Caravaggio’s paintings are not flawless in the way, say, a Raphael painting sometimes seems flawless. Often the objects are oddly small in scale in comparison to the figures. In “Card Sharps” [here], the dice at the lower left seem microscopic by comparison to the scale of the figures. But paintings are often so arresting, and so psychologically rich, that the distortions seem trivial. (And it may be that art historians even have clever explanations for them).
 
The exhibition includes the original version of “The Conversion of Paul,” which hangs in Santa Maria del Popolo, a fifteen minute walk from the Quirinale. For some reason, the original version was rejected. It’s not quite as dramatic as Caravaggio’s second effort, but it too is a remarkable painting. I assume art historians have an explanation for the rejection—the only thing I could imagine is that perhaps Paul’s bare chest seemed inappropriate for the chapel for which it was intended.
 
Caravaggio seemed to have a thing for John the Baptist: he presented John in a variety of different poses, most of which are far removed from the Biblical portrayal of John. John is often languid and effeminate, with a hint of sexuality. Perhaps this reflected the interests of Caravaggio’s patrons. My favorite of portrayal of John is this one, which looks an awful lot like a psychedelic rock singer from the 1960s—someone who might have performed at Woodstock. (Extra credit if you name the singer he most resembles).
 
It’s hard to imagine a better day than one that begins with the St. Matthew paintings in San Luigi dei Francesi and the Madonna of the Pilgrims nearby, includes several hours at the Quirinale, and concludes with a visit to The Conversion of Paul and “The Martydom of St. Peter” at Santa Maria del Popolo. But if you’re thinking about doing this, buy your tickets in advance on the internet. It took me three tries to get in: I was thwarted once by the huge crowds, and a second time when I tried to slip in at the end of the evening (there were no crowds, but I was turned away because I hadn’t reserved a ticket in advance). 

March 27, 2010

Stuntz Celebration--Skeel

As hard as it was for Bill to endure the fuss, the celebration at Harvard Law School was, by my lights at least, unforgettable. The papers from the first three panels featured most of the nation’s leading criminal law and criminal procedure scholars, and hopefully will be published as a book. A recurring theme, made by very different scholars in very different ways, was the extent to which Bill’s work has transformed criminal law and criminal procedure scholarship.

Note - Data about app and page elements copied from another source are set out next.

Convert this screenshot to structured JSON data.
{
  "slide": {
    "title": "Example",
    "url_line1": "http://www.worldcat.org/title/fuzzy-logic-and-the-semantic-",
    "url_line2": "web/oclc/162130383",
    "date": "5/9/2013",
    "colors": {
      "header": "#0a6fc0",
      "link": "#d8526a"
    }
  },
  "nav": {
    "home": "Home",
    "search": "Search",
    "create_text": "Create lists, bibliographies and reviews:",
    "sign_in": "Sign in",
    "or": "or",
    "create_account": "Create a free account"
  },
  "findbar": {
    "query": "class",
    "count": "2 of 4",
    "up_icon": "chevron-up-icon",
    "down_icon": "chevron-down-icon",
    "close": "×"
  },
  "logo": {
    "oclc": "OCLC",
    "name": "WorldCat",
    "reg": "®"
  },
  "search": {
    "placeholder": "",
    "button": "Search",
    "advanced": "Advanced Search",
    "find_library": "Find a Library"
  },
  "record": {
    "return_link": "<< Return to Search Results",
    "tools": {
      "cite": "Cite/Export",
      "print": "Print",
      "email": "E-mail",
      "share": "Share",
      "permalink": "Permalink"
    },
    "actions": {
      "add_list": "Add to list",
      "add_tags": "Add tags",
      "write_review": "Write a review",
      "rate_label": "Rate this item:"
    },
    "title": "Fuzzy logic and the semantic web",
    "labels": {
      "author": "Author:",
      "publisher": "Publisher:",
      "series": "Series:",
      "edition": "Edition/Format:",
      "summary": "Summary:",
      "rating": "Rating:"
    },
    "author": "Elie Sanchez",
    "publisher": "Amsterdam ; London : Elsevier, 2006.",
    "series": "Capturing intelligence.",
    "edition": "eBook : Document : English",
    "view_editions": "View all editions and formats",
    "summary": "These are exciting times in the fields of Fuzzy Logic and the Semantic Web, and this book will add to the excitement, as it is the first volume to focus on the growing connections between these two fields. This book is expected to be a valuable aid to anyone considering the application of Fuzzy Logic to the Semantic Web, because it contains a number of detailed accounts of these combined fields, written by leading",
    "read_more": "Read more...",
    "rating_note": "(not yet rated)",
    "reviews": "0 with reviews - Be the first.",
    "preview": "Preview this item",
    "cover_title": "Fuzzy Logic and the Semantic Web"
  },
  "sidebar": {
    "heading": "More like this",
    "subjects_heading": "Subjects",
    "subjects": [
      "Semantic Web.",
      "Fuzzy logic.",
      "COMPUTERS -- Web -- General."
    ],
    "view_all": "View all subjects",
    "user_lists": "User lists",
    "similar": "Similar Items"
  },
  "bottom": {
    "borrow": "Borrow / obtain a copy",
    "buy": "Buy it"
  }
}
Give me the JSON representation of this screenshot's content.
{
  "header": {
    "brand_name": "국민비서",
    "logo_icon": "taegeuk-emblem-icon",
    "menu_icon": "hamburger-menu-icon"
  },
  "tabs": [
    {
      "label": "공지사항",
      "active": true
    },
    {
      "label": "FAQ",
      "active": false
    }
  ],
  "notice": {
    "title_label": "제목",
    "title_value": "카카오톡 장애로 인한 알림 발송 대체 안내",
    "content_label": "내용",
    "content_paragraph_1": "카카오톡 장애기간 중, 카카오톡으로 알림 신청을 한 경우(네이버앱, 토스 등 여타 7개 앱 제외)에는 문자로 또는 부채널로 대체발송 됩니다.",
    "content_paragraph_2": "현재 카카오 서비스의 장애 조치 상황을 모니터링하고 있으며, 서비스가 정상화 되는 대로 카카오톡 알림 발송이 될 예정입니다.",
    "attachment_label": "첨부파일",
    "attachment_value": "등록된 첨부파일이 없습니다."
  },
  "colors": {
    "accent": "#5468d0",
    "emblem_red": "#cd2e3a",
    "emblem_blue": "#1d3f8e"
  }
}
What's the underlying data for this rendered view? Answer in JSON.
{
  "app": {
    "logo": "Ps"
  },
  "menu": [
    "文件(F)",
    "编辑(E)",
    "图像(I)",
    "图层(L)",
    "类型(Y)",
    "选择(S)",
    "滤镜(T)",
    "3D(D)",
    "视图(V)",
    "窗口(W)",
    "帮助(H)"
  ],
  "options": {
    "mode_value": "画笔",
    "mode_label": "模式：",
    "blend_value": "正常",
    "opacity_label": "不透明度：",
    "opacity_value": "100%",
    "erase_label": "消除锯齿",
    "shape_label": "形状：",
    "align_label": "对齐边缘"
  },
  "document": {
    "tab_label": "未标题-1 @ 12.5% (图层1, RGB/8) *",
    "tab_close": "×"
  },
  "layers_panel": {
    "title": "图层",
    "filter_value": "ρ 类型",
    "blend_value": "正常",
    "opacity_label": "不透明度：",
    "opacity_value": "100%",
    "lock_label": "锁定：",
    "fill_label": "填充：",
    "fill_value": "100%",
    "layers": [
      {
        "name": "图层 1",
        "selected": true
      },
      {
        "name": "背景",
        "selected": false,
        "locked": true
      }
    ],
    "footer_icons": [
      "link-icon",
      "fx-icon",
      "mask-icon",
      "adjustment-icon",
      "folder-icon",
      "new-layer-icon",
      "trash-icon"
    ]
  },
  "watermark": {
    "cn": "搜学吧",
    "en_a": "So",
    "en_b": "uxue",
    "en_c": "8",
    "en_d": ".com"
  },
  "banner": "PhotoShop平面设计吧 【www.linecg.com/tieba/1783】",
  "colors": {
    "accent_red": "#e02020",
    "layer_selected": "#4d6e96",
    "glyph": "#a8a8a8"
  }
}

The final panel was more pervasively personal.  One example of the stories, from remarks by Ken Abraham, a colleague of Bill’s when he was at the University of Virginia: when Bill was up for tenure at Virginia, two colleagues (one of whom was Pam Karlan, another panelist) got their hands on the stationary used by the central administration, and sent Bill a letter. Although the administration had received Bill’s tenure materials, the letter said, they unfortunately would need to carefully parse each one of his articles. The process would probably take at least six years. Bill fell for the ruse.
 
We didn’t give Bill an opportunity for rebuttal, but he presented the sketch of a new paper on the initial panel.
 
As soon as we have a DVD of the proceedings, I’ll post a link for anyone who’s interested.